General, the realm burned yearly by wildland fires has greater than doubled for the reason that Nineteen Seventies, in accordance with a catastrophe risk-assessment report launched final week by the Canadian authorities.
It’s predicted that, by the top of the century, the realm burned might double once more.
The federal report cites the federal authorities’s $346 million dedication to coach 1,000 fireplace fighters and assist provinces and territories to accumulate new firefighting gear, in addition to a plan to make a satellite tv for pc system to observe wildfires.
However the satellite tv for pc system — nonetheless within the early phases of growth — is barely scheduled to be in place by 2029.
In its report, the federal government notes that “prevention and mitigation actions” shall be “vital.”
There’ll must be elevated focus, it says, on “the quantity and composition of the forest fuels that drive wildland fires” in addition to the “skill of the forest to get well from an rising prevalence and severity of fireplace.”
‘Extra harmful fireplace setting’
However consultants say authorities’s strategy to forest administration nonetheless hasn’t caught as much as the extra excessive, devastating fires that threaten many components of the nation.
“We have now a way more harmful fireplace setting right this moment,” mentioned Jen Baron, a PhD pupil on the College of British Columbia, who is concentrated on wildfires and forest ecology.
“The kinds of fires that we’re seeing are exceeding our skill to suppress them in lots of circumstances, so hotter and drier fuels actually giant fires that begin to construct their very own fireplace, climate after which much more gasoline than we had up to now to drive them.”
Given these adjustments, suppressing fires could be almost inconceivable as soon as the fires get going, she mentioned.
“It’s not simply that we’d like extra water bombers or extra firefighters — we do want extra assets — however that alone isn’t going to handle this rising scale of the issue partially as a result of these fires, after they get actually giant, we are able to’t put crews on the bottom.”
On condition that, Baron mentioned there must be extra preventative forest administration plans to cut back the chance of high-intensity fires.
Baron mentioned clearing away the dried grasses, brush and different natural materials that make wildfires so highly effective with prescribed burns shall be more and more essential.
Satirically, the power to place out fires rapidly has left many forested areas weak to extra excessive fires due to the buildup of dry natural matter that will have in any other case burned, she mentioned.
“All of that gasoline has been accumulating,” she mentioned, explaining that in components of the inside of British Columbia “we have now 10 fires value of gasoline collected that hasn’t been faraway from that system.”
The advantages of fireplace
At occasions, added Flannigan, it could be essential to let a fireplace burn and run its course — one thing sure jurisdictions are doing with rising regularity, he mentioned.
“That’s to me very progressive and at occasions fires could be helpful,” he mentioned.
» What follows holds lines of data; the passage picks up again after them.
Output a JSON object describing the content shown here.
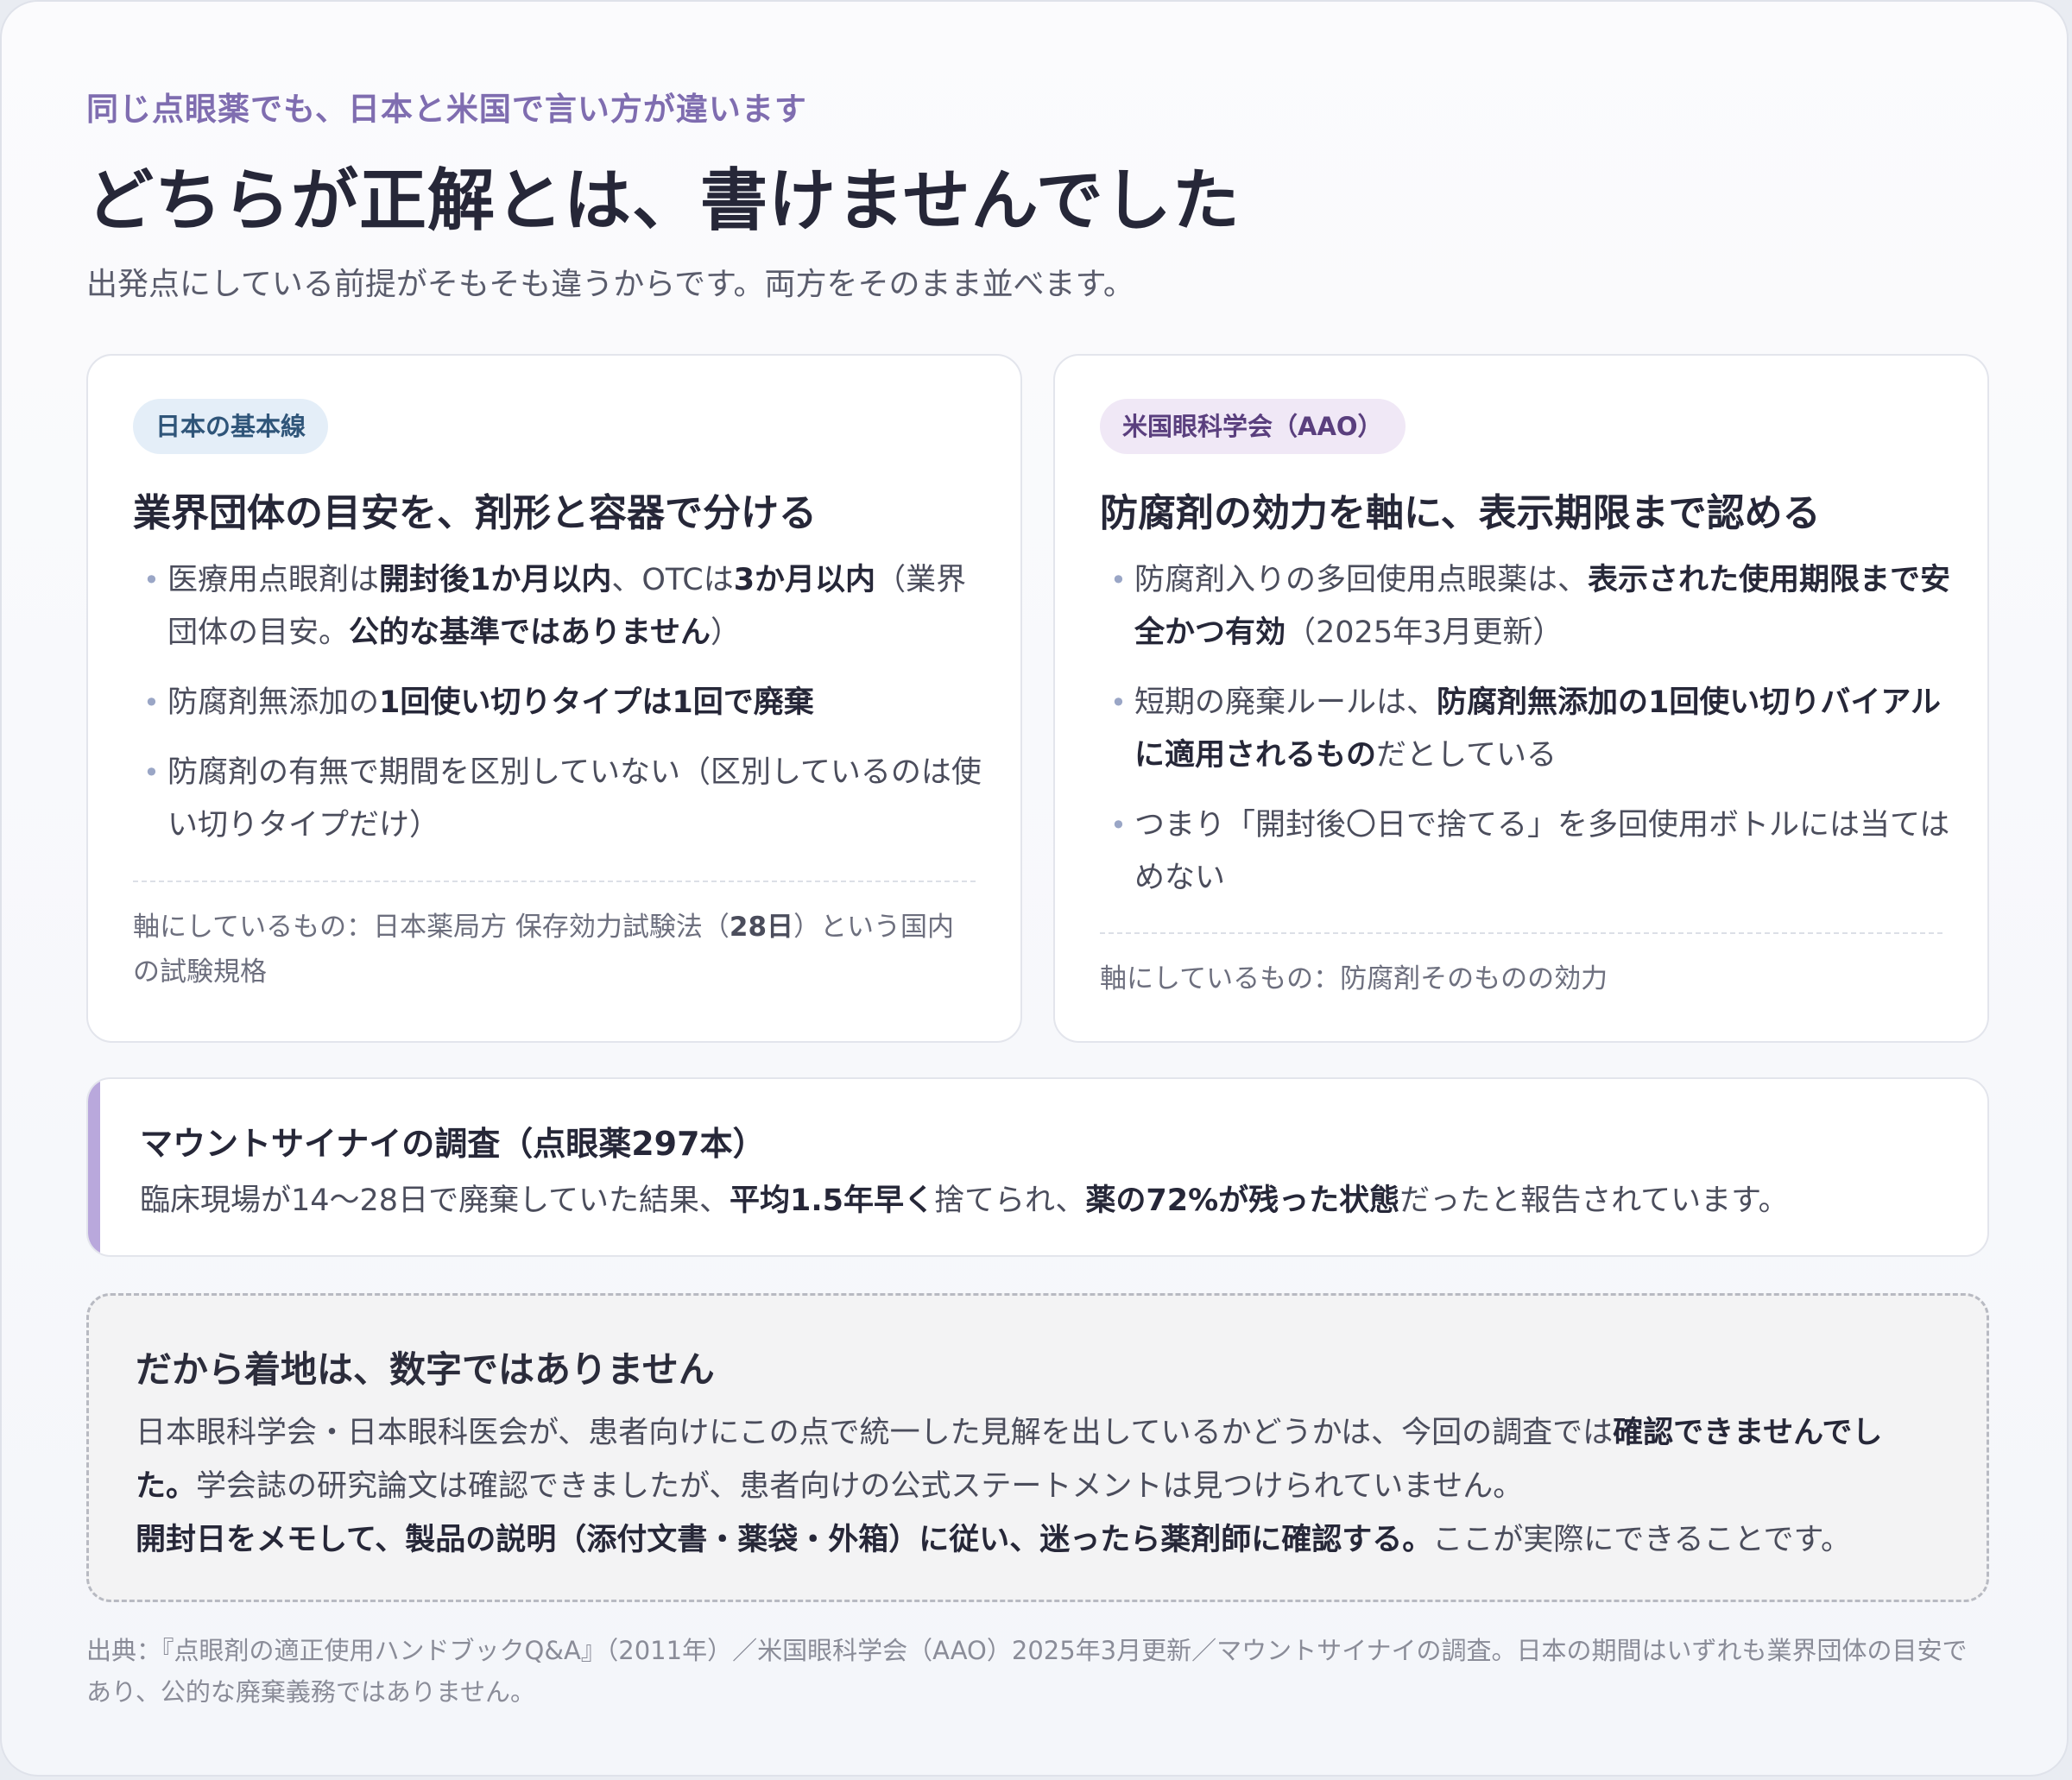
{
  "header": {
    "eyebrow": "同じ点眼薬でも、日本と米国で言い方が違います",
    "title": "どちらが正解とは、書けませんでした",
    "lede": "出発点にしている前提がそもそも違うからです。両方をそのまま並べます。"
  },
  "cards": {
    "japan": {
      "badge": "日本の基本線",
      "heading": "業界団体の目安を、剤形と容器で分ける",
      "bullet": "•",
      "points": [
        {
          "t1": "医療用点眼剤は",
          "b1": "開封後1か月以内",
          "t2": "、OTCは",
          "b2": "3か月以内",
          "t3": "（業界団体の目安。",
          "b3": "公的な基準ではありません",
          "t4": "）"
        },
        {
          "t1": "防腐剤無添加の",
          "b1": "1回使い切りタイプは1回で廃棄"
        },
        {
          "t1": "防腐剤の有無で期間を区別していない（区別しているのは使い切りタイプだけ）"
        }
      ],
      "axis": {
        "t1": "軸にしているもの：日本薬局方 保存効力試験法（",
        "b1": "28日",
        "t2": "）という国内の試験規格"
      }
    },
    "us": {
      "badge": "米国眼科学会（AAO）",
      "heading": "防腐剤の効力を軸に、表示期限まで認める",
      "bullet": "•",
      "points": [
        {
          "t1": "防腐剤入りの多回使用点眼薬は、",
          "b1": "表示された使用期限まで安全かつ有効",
          "t2": "（2025年3月更新）"
        },
        {
          "t1": "短期の廃棄ルールは、",
          "b1": "防腐剤無添加の1回使い切りバイアルに適用されるもの",
          "t2": "だとしている"
        },
        {
          "t1": "つまり「開封後〇日で捨てる」を多回使用ボトルには当てはめない"
        }
      ],
      "axis": {
        "t1": "軸にしているもの：防腐剤そのものの効力"
      }
    }
  },
  "study": {
    "title": "マウントサイナイの調査（点眼薬297本）",
    "t1": "臨床現場が14〜28日で廃棄していた結果、",
    "b1": "平均1.5年早く",
    "t2": "捨てられ、",
    "b2": "薬の72%が残った状態",
    "t3": "だったと報告されています。"
  },
  "conclusion": {
    "title": "だから着地は、数字ではありません",
    "p1_t1": "日本眼科学会・日本眼科医会が、患者向けにこの点で統一した見解を出しているかどうかは、今回の調査では",
    "p1_b1": "確認できませんでした。",
    "p1_t2": "学会誌の研究論文は確認できましたが、患者向けの公式ステートメントは見つけられていません。",
    "p2_b1": "開封日をメモして、製品の説明（添付文書・薬袋・外箱）に従い、迷ったら薬剤師に確認する。",
    "p2_t1": "ここが実際にできることです。"
  },
  "source": "出典：『点眼剤の適正使用ハンドブックQ&A』（2011年）／米国眼科学会（AAO）2025年3月更新／マウントサイナイの調査。日本の期間はいずれも業界団体の目安であり、公的な廃棄義務ではありません。"
}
“With just lately burned areas, it turns into a patchwork quilt. Just lately burned areas are unlikely to reburn, or in the event that they do, it’s decrease depth. So if it’s undesirable fireplace, they’ll put it out pretty simply.”
Different occasions, he mentioned, stricter fireplace bans — or perhaps a full-out bans on the presence of folks in forests for a brief interval — would assist throughout peak durations of danger within the spring, to make sure human-caused fires don’t result in catastrophe.
Kent Moore, a College of Toronto local weather scientist and physics professor, mentioned adjustments could even be wanted to the way in which communities are zoned to ensure properties aren’t constructed deep into the forest, or proper as much as the tree line.
“It’s like most issues. Our infrastructure is constructed for a local weather we don’t have anymore,” mentioned Moore.
“We in all probability have to vary the way in which we stay within the boreal forest.”